This piece highlights issues for consideration when starting a foreign business in Mauritius in four areas: 1) foreign business start-up, 2) access to industrial land, 3) foreign ownership issues across sectors, and 4) commercial dispute arbitration.
Foreign Business Start-Up
It takes 9 procedures and 11 days to establish a foreign-owned limited liability company (LLC) in Port Louis, Mauritius. This is faster than the IAB regional average for Sub-Saharan Africa and the IAB global average. In addition to the procedures required of domestic companies, the parent company must legalize and apostille its documents in the country of origin. If the capital invested is $10,000,000 or more (the investment is considered a “qualifying investment” under the Investment Promotion Act), the foreign company must apply to the Board of Investment for an investment certificate. This takes 3 days. A minimum projected annual turnover of more than MUR 3,000,000 (~ $99,330) is a prerequisite for the investment certificate. If a company wants to engage in international trade, it must register with customs authorities as an importer/exporter and get a trade license from the municipal council of Port Louis. Forms and information on company registration are downloadable online. The registration application can also be completed online. Companies are free to open and maintain bank accounts in foreign currency. There is no minimum capital requirement to establish foreign or domestic LLCs in Mauritius.
Access to Industrial Land
Foreign companies seeking to access land in Mauritius may lease or buy privately or publicly held land. If the company seeks to hold the land for more than 20 years, it will require approval from the Board of Investment or the relevant minister. The sale of publicly held land is not common. Publicly held land is leased through a public auction. Land may be leased for a maximum of 99 years. Public leases granted for industrial or commercial purposes have a maximum duration of 60 years. The lease contract can offer the lessee the right to sublease, subdivide, and/or mortgage the leased land. If the lessee seeks to transfer the land to another foreign entity, consent is required from the relevant minister or the Board of Investment. Land-related information may be found at the Conservator of Mortgages’ Office. The Board of Investment has created a Property Acquisition and Management System that allows online submission and processing of applications to acquire property for business purposes.
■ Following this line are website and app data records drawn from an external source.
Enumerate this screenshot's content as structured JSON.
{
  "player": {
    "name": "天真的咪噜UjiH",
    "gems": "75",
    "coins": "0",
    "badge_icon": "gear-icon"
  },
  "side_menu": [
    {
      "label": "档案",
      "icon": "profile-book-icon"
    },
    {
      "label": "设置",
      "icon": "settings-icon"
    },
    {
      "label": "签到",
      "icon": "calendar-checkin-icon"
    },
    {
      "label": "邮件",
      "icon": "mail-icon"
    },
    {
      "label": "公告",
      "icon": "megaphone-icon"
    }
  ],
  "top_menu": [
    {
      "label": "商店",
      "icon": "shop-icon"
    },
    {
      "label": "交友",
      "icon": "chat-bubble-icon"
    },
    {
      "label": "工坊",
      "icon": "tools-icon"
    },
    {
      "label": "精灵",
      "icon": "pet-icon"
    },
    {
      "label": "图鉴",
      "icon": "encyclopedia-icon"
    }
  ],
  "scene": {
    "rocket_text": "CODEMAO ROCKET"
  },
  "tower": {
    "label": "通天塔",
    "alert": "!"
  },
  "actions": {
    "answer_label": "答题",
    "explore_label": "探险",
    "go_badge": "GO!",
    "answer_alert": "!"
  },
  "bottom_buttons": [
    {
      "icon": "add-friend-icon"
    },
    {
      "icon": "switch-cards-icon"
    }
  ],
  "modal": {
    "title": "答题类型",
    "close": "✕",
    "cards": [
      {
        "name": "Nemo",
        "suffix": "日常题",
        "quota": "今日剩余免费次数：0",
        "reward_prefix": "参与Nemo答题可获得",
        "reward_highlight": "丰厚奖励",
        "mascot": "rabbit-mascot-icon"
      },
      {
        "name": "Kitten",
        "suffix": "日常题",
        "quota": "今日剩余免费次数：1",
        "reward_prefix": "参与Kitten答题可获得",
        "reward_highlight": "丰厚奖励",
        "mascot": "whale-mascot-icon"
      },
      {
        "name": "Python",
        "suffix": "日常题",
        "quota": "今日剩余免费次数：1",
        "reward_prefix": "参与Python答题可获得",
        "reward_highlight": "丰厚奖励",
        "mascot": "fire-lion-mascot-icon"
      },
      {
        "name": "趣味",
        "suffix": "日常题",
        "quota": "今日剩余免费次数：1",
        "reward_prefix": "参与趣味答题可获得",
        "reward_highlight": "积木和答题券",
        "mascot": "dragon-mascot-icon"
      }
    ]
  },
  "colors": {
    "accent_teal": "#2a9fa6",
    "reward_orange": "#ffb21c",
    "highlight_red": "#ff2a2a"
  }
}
Foreign Ownership Issues across Sectors
Of the 33 sectors covered by the report, 32 are fully open to foreign capital participation in Mauritius. The only exception is the TV broadcasting industry. According to the Independent Broadcasting Authority Act, foreign capital participation in TV broadcasting companies must be less than 20%. Moreover, the share of foreign members of the board of directors must not exceed 20%. In addition to these overt legal restrictions, sectors such as electricity transmission and distribution, waste management and recycling, and port and airport operation are characterized by monopolistic market structures, with one dominating publicly owned enterprise, making it difficult for foreign companies to invest.
Commercial Dispute Arbitration
Mauritius’s International Arbitration Act (2008) regulates only international arbitrations taking place within the country. Domestic arbitrations are governed by the Code de ProcÃ©dure Civile. The arbitration law is available online. Most commercial disputes are arbitrable, except those involving bills of exchange. The law does not specifically stipulate that an arbitration agreement may be severable from the main contract. In practice, however, domestic courts have recognized this principle. Arbitration agreements must be in writing. The parties may appoint arbitrators of any nationality, gender, or professional qualifications for both domestic and international arbitrations. Only Mauritian lawyers, however, may represent parties in domestic arbitrations. The law does not require arbitrators to preserve confidentiality of arbitration proceedings in either domestic or international arbitrations. Arbitration awards are enforced in the Supreme Court, and decisions regarding enforcement can be appealed to the Judicial Committee of the Privy Council. On average, it takes around 16 weeks to enforce an arbitration award rendered in Mauritius, from filing an application to a writ of execution attaching assets (assuming there is no appeal), and 11 weeks for a foreign award.